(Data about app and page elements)
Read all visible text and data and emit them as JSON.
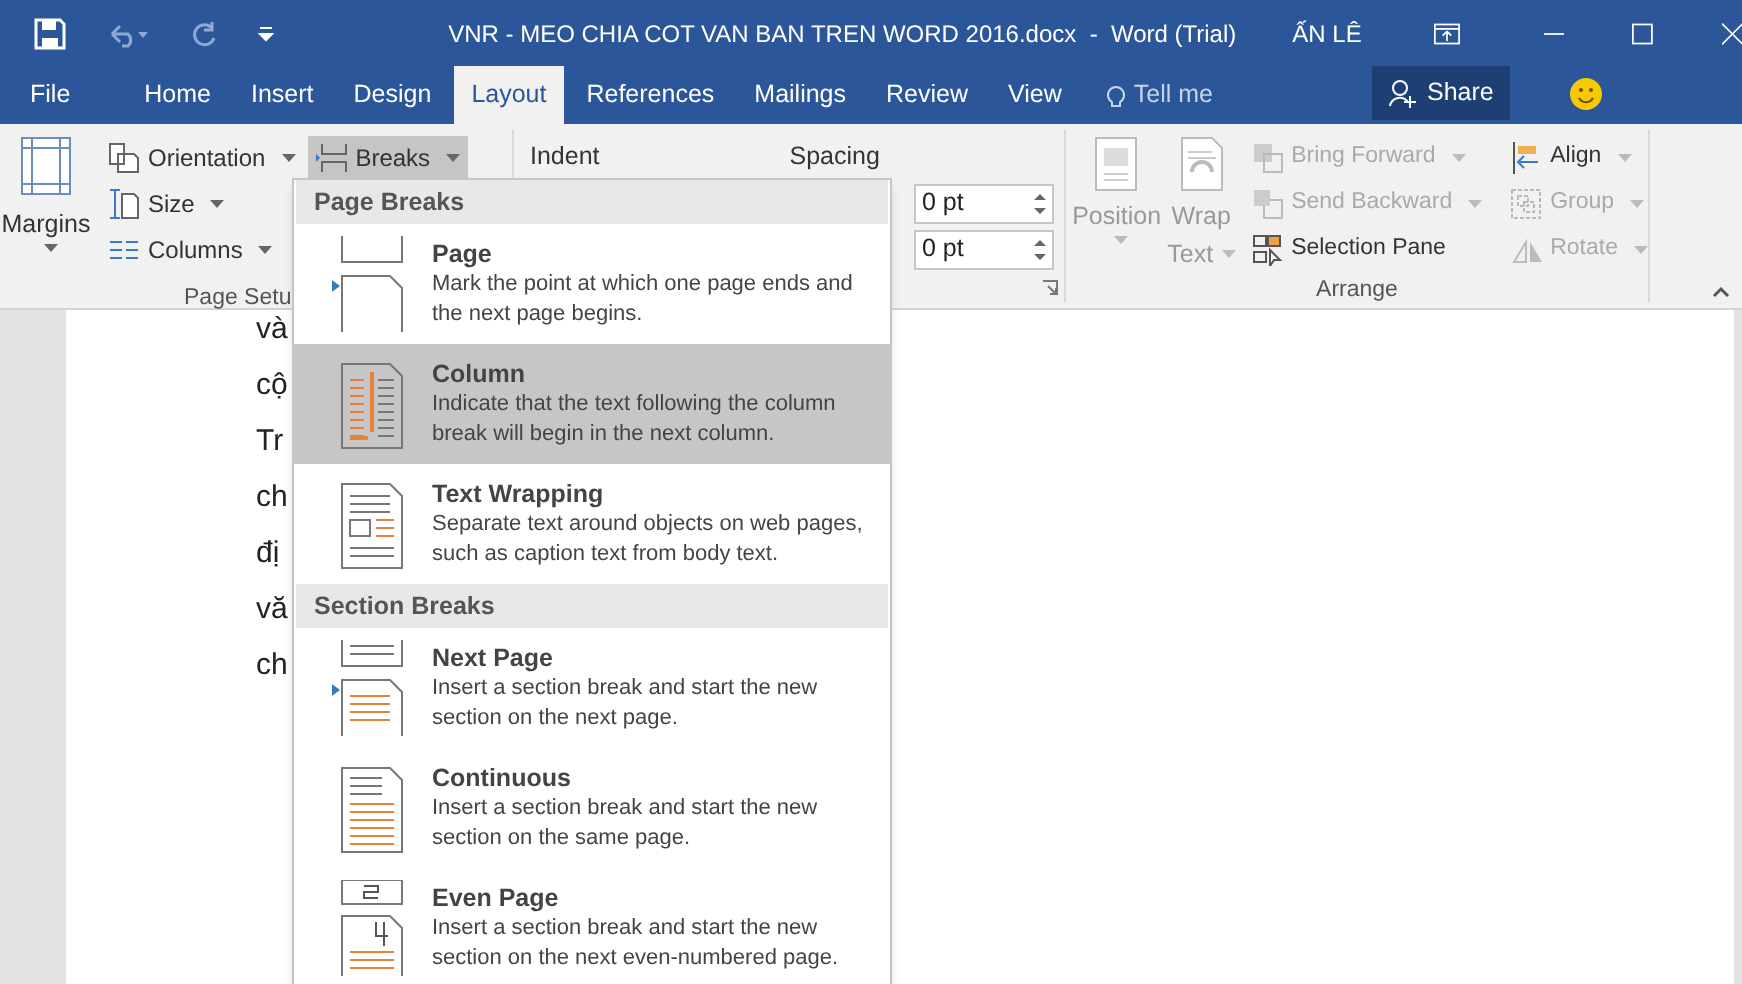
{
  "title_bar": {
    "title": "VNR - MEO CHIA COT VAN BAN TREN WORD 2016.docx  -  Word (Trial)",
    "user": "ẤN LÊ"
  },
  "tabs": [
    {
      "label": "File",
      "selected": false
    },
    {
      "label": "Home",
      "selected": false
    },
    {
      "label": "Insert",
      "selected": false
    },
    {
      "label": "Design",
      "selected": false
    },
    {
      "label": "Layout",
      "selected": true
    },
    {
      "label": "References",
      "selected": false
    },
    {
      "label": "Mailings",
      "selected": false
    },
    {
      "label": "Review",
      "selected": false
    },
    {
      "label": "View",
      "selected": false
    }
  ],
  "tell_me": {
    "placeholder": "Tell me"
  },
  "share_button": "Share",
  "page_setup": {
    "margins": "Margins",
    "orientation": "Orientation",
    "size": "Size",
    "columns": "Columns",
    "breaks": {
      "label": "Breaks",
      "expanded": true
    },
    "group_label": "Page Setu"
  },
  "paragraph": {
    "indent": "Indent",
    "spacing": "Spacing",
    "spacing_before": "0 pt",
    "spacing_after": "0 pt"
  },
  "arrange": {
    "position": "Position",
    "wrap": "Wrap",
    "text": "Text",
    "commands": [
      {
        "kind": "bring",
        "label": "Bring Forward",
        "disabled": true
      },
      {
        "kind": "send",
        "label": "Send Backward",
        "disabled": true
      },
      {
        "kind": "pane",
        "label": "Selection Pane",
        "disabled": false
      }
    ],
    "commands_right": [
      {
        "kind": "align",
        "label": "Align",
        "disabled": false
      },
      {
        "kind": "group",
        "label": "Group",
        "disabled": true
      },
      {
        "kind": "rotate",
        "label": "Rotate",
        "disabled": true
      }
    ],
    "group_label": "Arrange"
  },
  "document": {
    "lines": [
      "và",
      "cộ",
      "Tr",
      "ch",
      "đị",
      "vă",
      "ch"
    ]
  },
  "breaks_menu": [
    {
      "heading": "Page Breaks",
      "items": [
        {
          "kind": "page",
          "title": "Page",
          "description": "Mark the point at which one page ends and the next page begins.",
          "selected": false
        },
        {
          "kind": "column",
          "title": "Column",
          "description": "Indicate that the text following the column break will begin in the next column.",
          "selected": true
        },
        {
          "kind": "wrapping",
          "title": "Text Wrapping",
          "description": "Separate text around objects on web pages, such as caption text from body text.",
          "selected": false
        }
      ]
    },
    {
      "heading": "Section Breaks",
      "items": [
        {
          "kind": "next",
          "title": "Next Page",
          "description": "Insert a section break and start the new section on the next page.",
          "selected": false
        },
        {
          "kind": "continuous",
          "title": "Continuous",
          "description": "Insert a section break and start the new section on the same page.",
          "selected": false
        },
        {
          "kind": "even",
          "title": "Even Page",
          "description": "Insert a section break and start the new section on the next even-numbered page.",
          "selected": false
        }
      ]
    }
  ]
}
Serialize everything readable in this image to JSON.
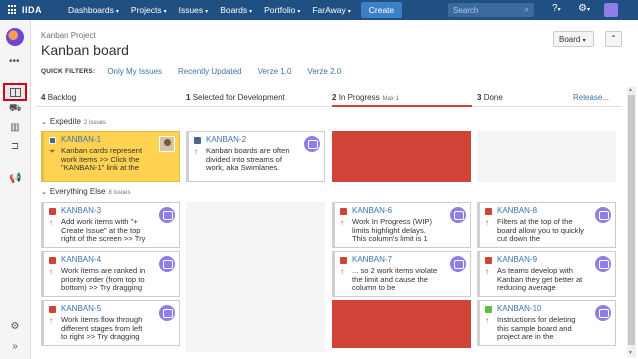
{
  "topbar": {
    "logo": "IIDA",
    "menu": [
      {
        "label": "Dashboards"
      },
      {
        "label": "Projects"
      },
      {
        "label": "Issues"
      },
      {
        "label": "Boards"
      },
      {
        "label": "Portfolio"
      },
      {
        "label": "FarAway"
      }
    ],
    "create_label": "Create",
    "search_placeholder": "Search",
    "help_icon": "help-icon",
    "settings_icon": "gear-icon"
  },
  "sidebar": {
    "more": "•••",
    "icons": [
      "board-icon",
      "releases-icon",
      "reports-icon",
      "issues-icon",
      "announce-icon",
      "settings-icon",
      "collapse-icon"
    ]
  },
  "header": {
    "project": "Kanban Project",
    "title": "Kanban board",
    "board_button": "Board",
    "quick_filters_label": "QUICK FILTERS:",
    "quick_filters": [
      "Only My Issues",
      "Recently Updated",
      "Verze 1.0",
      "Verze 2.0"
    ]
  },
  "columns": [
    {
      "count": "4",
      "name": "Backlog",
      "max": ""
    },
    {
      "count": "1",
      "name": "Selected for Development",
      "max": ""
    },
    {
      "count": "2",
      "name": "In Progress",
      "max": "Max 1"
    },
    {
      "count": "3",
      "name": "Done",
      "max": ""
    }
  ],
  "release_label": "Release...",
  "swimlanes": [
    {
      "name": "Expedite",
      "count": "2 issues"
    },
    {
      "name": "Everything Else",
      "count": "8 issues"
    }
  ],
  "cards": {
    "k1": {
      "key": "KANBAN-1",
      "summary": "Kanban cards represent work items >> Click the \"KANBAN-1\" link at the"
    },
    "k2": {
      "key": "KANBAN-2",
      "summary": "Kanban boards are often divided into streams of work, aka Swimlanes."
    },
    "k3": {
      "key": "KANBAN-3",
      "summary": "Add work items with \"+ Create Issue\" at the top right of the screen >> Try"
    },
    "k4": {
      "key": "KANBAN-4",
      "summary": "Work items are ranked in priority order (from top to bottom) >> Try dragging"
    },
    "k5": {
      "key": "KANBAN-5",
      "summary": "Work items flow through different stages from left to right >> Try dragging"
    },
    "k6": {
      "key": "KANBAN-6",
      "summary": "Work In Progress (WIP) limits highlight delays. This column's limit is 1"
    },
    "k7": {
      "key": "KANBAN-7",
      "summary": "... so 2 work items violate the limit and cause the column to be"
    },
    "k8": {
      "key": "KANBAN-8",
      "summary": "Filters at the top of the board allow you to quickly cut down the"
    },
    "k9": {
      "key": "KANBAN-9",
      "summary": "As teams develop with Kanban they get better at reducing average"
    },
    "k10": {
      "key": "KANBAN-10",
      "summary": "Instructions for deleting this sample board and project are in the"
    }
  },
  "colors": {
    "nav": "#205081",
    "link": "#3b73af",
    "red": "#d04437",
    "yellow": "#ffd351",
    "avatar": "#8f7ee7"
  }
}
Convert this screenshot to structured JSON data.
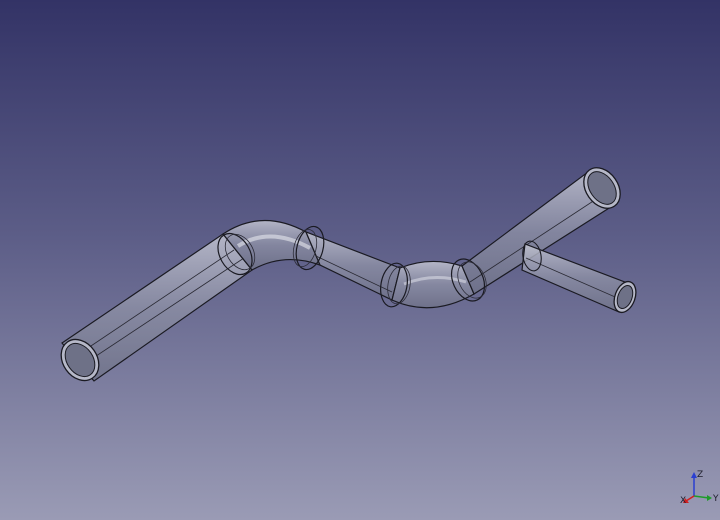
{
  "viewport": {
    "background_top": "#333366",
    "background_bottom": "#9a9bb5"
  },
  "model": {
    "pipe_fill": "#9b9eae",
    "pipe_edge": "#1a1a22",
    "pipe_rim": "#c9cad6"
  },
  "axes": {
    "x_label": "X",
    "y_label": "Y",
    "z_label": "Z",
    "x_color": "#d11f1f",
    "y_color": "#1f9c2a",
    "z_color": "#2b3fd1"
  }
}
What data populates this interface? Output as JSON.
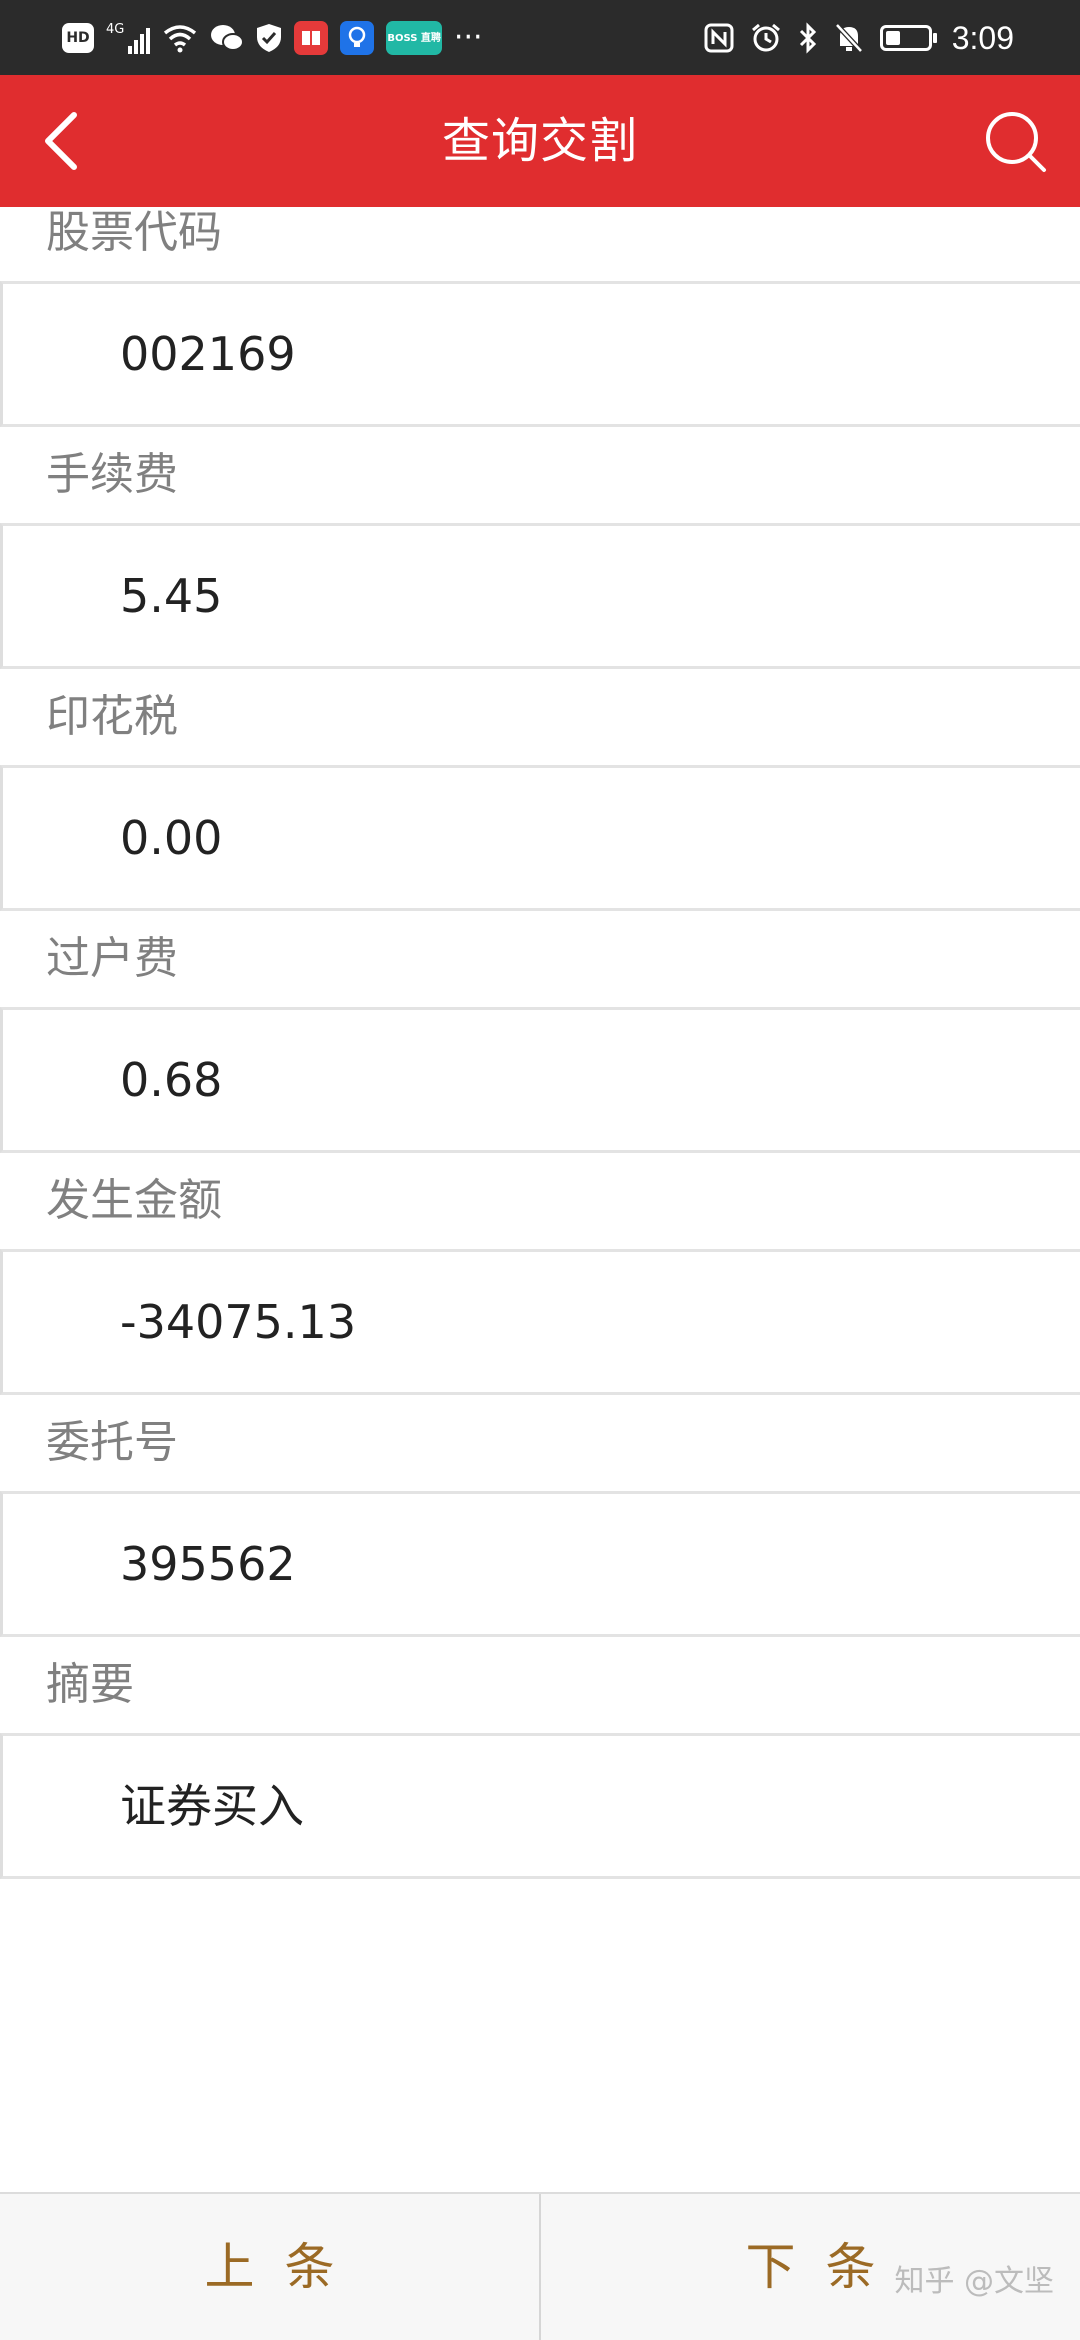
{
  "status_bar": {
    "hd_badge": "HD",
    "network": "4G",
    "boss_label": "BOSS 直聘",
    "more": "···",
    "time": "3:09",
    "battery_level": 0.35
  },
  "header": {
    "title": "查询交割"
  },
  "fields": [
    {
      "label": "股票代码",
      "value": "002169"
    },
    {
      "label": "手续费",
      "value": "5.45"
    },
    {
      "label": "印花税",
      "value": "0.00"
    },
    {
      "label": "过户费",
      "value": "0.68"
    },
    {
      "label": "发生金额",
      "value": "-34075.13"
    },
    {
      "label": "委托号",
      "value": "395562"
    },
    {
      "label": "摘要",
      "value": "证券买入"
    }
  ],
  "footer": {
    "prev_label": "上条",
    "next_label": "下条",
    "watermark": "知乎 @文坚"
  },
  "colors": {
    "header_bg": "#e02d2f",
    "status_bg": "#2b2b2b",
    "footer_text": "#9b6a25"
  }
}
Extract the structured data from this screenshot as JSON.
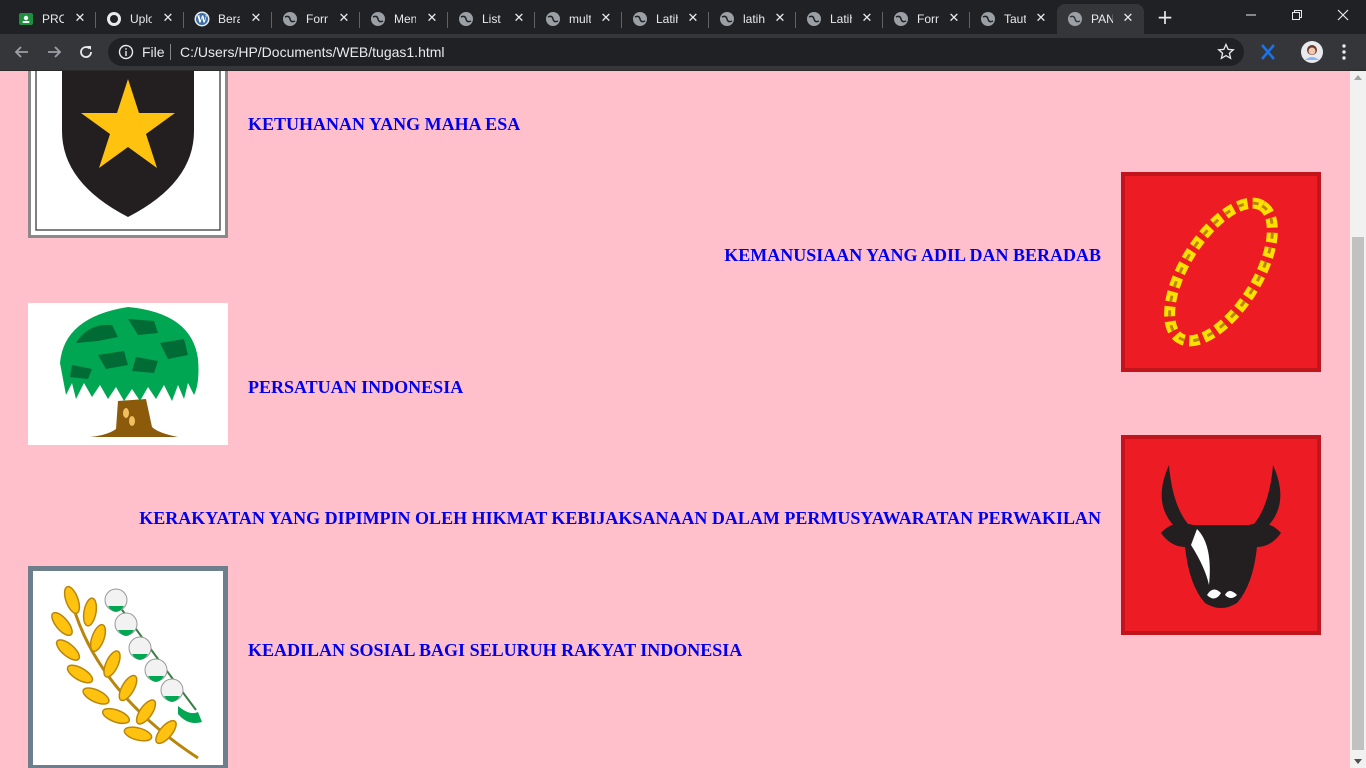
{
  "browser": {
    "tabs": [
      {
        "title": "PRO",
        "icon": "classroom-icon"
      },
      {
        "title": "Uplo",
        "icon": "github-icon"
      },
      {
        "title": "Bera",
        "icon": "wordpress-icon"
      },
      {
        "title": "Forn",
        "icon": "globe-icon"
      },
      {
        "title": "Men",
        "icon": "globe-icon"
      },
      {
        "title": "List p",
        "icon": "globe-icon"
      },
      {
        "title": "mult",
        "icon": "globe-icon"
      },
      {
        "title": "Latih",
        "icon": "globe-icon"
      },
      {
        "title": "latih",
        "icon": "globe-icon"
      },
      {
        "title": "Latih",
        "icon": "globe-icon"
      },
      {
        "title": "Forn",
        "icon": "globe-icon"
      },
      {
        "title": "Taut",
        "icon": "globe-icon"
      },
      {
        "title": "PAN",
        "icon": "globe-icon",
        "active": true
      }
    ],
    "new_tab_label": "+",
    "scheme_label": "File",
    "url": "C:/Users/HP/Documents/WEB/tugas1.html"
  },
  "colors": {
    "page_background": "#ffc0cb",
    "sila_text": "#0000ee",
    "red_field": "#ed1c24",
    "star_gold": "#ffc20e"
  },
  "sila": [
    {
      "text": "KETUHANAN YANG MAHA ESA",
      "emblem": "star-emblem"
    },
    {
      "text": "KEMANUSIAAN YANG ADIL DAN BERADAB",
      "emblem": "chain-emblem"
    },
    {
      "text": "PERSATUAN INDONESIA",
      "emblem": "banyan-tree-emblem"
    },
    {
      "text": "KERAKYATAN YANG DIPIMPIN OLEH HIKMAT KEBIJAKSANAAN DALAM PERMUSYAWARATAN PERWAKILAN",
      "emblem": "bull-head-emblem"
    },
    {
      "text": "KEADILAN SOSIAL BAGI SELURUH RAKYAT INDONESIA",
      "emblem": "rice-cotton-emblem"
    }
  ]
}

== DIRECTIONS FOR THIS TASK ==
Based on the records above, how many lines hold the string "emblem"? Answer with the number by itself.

== WRITTEN SOLUTION ==
5